In the first game of the series, AlphaGo triumphed by a very narrow margin – Lee Se-dol had led for most of the match, but AlphaGo managed to build up a strong lead in its closing stages.

After losing the second match to Deep Mind, Lee Se-dol said he was “speechless” adding that the AlphaGo machine played a “nearly perfect game”.

In the third game commentators said that Lee Se-dol had brought his “top game” but that AlphaGo had won “in great style”.

The AlphaGo system was developed by British computer company DeepMind which was bought by Google in 2014.

Google’s artificial intelligence (AI) DeepMind AlphaGo program beat the world Go champion, South Korean Lee Se-dol, in the first of a series of games in Seoul.

Last year, AlphaGo beat the European Go champion, an achievement that was not expected for years.

A computer has beaten the world chess champion, but the Chinese game Go is seen as significantly more complex.

Throughout most of the game Lee Se-dol seemed to have the upper hand but in the last 20 minutes, AlphaGo took an unassailable lead.

After that, Lee Se-dol forfeited, handing victory to his opponent.

The two sides will play a total of five games over the next five days for a prize of about $1 million.Lee Se dol v Google AlphaGo

The five-day battle is being seen as a major test of what scientists and engineers have achieved in the sphere of artificial intelligence.

Go is a 3,000-year old Chinese board game and is considered to be a lot more complex than chess where AI scored its most famous victory to date when IBM’s Deep Blue beat grandmaster Gary Kasparov in 1997.

However, experts say Go presents an entirely different challenge because of the game’s incomputable number of move options which means that the computer must be capable of human-like “intuition” to prevail.

Go is thought to date back to ancient China, several thousand years ago.

Using black-and-white stones on a grid, players gain the upper hand by surrounding their opponents pieces with their own.

The rules are simpler than those of chess, but a player typically has a choice of 200 moves compared with about 20 in chess.

There are more possible positions in Go than atoms in the universe, according to DeepMind’s team.

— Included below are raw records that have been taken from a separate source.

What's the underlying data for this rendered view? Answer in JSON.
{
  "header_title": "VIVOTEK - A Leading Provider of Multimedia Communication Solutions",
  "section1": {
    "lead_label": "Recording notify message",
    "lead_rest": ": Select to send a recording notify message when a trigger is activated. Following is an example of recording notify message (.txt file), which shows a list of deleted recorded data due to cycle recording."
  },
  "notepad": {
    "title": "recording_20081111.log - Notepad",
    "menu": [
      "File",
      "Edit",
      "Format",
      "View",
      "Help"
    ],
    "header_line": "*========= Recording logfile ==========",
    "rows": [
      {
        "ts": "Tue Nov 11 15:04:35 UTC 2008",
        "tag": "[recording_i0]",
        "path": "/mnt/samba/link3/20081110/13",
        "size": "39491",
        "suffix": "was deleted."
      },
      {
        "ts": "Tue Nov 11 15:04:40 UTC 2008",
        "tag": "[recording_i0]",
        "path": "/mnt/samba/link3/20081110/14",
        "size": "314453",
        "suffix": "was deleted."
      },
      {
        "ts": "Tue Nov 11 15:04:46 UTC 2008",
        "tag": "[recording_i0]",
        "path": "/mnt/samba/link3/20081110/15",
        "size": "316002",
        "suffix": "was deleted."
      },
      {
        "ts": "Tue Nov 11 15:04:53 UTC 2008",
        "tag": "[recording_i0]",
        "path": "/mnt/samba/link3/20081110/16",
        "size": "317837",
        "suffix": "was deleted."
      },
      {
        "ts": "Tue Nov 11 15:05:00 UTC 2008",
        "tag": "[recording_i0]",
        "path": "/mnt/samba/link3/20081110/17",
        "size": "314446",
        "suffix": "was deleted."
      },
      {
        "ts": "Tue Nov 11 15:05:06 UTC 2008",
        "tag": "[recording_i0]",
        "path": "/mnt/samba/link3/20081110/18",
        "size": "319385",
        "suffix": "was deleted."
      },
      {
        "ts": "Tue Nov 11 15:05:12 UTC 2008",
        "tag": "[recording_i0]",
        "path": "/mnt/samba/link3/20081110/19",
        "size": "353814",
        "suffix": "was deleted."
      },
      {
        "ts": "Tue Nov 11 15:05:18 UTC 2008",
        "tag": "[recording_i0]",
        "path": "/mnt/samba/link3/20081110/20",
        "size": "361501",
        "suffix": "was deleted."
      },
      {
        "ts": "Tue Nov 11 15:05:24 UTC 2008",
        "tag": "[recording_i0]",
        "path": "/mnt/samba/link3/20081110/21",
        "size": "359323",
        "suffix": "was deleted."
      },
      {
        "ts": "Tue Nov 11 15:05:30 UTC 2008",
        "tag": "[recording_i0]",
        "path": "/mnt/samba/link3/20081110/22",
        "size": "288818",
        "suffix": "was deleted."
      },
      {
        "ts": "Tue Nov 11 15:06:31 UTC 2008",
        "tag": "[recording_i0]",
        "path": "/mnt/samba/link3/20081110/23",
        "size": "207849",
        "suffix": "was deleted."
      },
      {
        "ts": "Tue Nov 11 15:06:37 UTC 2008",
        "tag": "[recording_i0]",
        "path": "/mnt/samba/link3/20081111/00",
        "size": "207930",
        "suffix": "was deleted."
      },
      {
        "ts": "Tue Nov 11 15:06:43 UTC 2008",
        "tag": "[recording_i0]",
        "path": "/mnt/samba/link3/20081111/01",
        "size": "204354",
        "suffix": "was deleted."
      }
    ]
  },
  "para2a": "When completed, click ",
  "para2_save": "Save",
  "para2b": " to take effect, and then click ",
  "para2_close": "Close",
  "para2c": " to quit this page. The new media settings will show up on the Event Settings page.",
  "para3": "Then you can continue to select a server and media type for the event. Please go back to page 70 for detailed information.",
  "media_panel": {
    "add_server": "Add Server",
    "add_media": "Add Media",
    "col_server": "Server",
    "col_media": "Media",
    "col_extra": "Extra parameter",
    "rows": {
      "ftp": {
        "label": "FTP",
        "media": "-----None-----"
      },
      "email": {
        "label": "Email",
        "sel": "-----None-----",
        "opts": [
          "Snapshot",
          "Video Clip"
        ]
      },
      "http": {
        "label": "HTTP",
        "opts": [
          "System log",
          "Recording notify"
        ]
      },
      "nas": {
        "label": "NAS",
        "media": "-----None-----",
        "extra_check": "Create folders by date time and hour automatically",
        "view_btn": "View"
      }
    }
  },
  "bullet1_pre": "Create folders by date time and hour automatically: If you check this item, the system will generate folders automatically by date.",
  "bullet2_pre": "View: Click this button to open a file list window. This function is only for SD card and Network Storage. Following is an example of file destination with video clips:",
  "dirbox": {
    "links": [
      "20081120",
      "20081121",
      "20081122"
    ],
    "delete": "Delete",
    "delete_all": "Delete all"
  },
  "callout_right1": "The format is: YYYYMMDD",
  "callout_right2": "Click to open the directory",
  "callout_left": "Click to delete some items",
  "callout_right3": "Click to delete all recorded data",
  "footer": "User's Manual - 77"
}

It can be very difficult to determine who is winning, and many of the top human players rely on instinct.

Google’s AlphaGo was developed by British computer company DeepMind which was bought by Google in 2014.